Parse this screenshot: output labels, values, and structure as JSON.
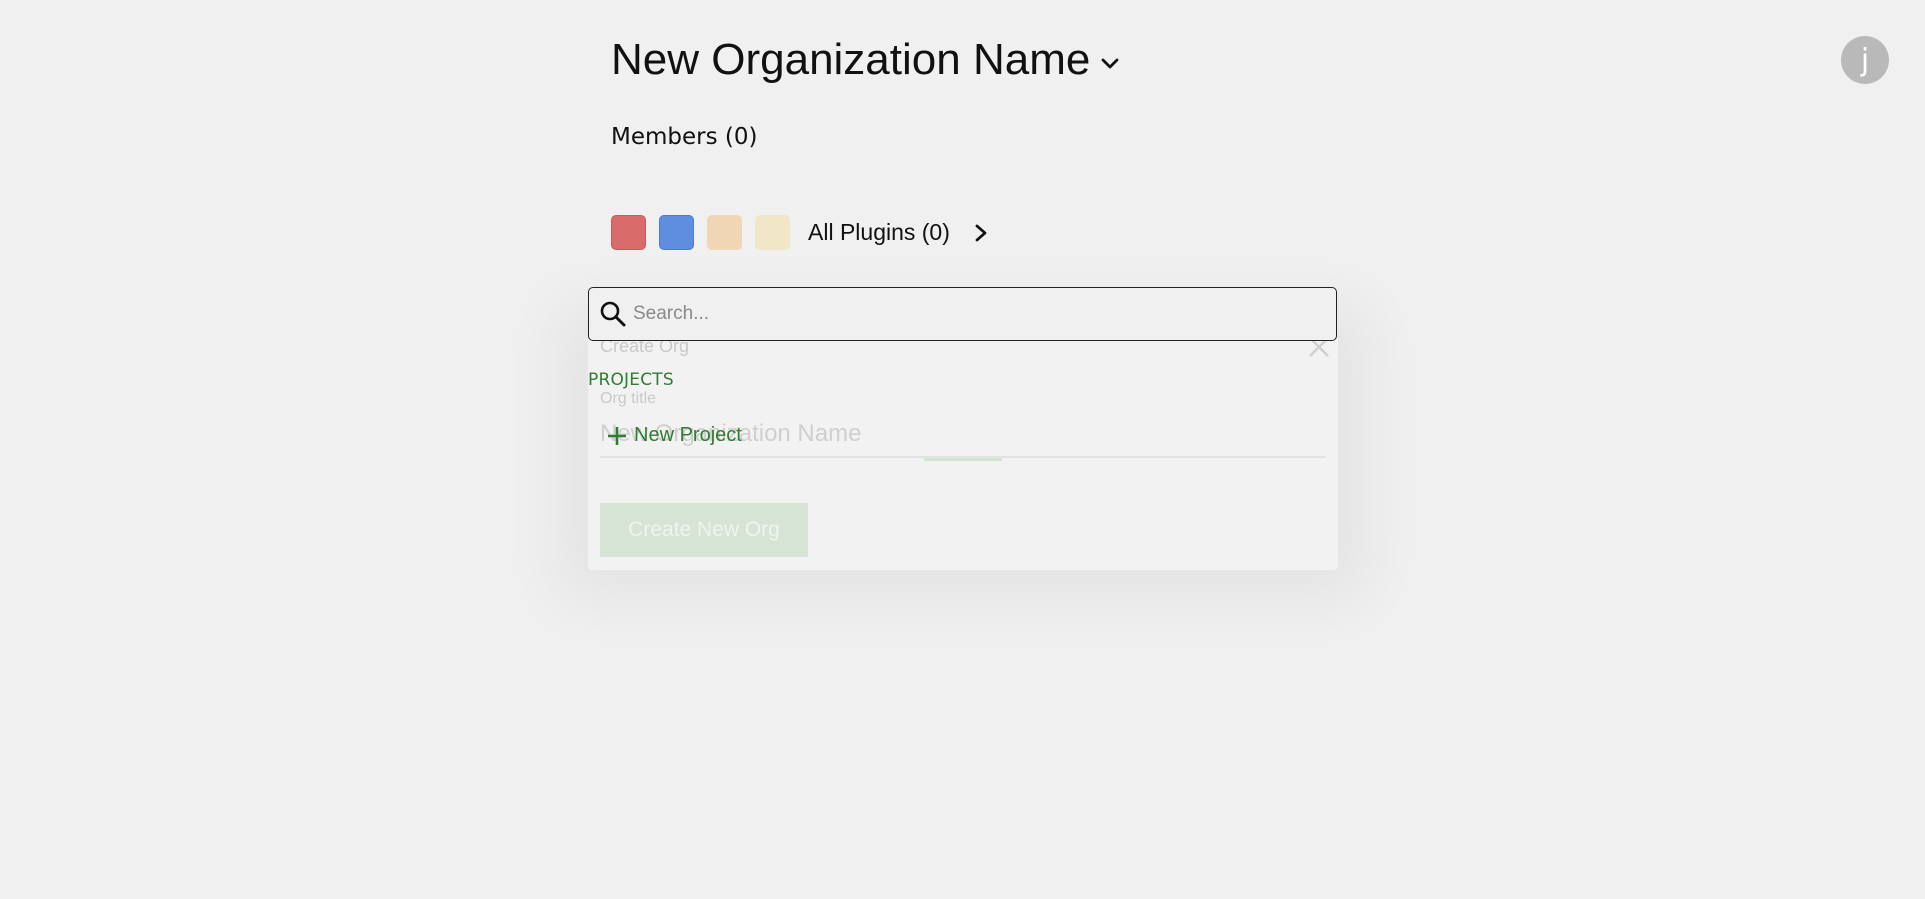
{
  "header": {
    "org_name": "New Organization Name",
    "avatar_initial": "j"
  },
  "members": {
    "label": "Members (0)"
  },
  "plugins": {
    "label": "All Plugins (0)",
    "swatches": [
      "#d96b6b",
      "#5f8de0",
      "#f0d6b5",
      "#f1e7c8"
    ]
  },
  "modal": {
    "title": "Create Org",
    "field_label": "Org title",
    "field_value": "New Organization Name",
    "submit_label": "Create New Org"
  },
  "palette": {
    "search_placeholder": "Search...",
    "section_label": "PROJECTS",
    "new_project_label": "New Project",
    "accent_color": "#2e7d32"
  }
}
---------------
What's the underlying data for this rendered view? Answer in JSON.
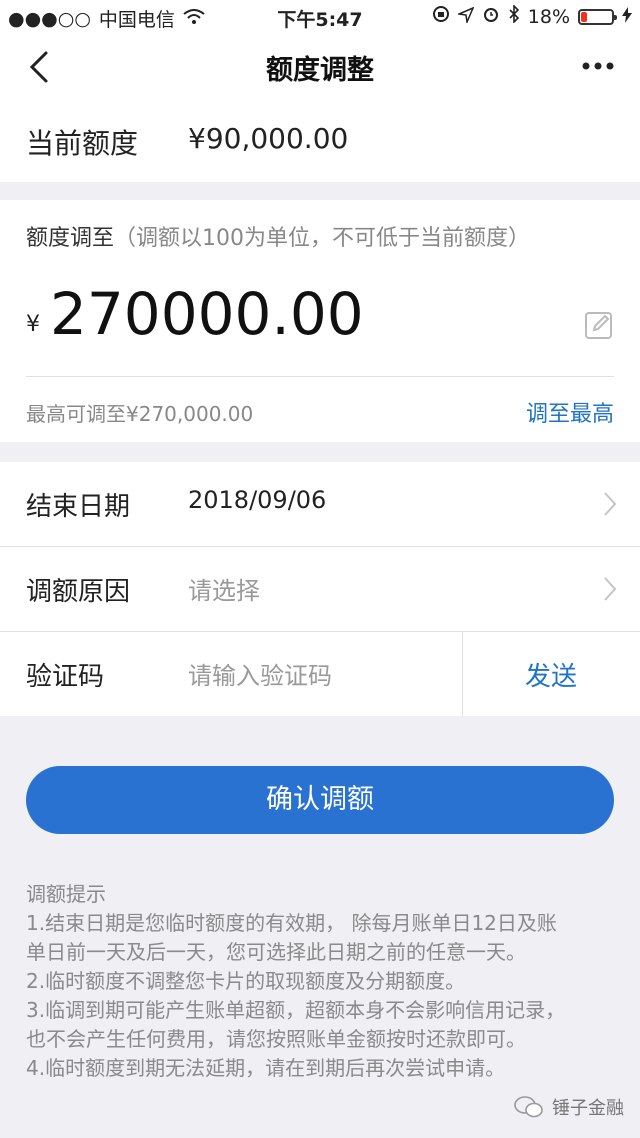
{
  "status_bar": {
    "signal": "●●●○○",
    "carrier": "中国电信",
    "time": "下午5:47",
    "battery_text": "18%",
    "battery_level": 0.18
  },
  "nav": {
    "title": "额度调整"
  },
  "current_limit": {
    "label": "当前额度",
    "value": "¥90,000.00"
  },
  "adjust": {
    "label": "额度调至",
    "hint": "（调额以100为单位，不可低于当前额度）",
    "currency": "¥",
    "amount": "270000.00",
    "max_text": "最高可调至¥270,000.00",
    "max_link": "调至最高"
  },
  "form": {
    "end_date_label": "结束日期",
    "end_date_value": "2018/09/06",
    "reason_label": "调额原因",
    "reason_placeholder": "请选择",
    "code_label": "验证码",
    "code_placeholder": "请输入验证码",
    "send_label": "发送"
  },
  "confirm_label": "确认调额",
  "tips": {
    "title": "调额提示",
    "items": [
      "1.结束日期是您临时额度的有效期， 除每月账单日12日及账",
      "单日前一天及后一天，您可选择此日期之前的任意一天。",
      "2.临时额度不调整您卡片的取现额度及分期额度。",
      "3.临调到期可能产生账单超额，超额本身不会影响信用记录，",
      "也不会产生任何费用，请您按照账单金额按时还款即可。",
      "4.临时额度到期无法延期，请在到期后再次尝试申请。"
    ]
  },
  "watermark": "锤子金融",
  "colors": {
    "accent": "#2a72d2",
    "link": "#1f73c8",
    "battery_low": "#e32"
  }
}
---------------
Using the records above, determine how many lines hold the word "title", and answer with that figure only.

§ SOLUTION: 4